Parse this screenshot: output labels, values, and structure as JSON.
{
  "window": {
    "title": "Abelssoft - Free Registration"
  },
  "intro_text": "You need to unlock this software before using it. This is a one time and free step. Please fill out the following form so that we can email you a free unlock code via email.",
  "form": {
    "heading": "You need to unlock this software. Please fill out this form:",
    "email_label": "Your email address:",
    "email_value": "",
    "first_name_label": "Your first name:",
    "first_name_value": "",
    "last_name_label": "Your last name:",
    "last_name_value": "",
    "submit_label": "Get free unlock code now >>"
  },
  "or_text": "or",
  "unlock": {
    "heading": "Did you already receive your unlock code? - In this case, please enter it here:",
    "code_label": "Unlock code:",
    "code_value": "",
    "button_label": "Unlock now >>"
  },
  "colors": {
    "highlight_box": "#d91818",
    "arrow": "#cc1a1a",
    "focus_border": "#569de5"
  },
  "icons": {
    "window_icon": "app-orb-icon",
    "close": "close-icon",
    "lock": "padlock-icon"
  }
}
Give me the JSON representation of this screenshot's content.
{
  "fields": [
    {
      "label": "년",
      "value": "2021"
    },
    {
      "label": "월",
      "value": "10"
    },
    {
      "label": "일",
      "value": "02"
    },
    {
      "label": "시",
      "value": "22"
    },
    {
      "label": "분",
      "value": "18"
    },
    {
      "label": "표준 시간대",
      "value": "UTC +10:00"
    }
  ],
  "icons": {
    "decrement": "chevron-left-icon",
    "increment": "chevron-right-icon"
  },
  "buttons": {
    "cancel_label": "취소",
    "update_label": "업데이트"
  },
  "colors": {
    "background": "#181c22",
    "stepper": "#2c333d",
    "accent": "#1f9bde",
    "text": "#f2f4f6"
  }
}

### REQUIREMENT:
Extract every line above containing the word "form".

### WRITTEN RESPONSE:
  "intro_text": "You need to unlock this software before using it. This is a one time and free step. Please fill out the following form so that we can email you a free unlock code via email.",
  "form": {
    "heading": "You need to unlock this software. Please fill out this form:",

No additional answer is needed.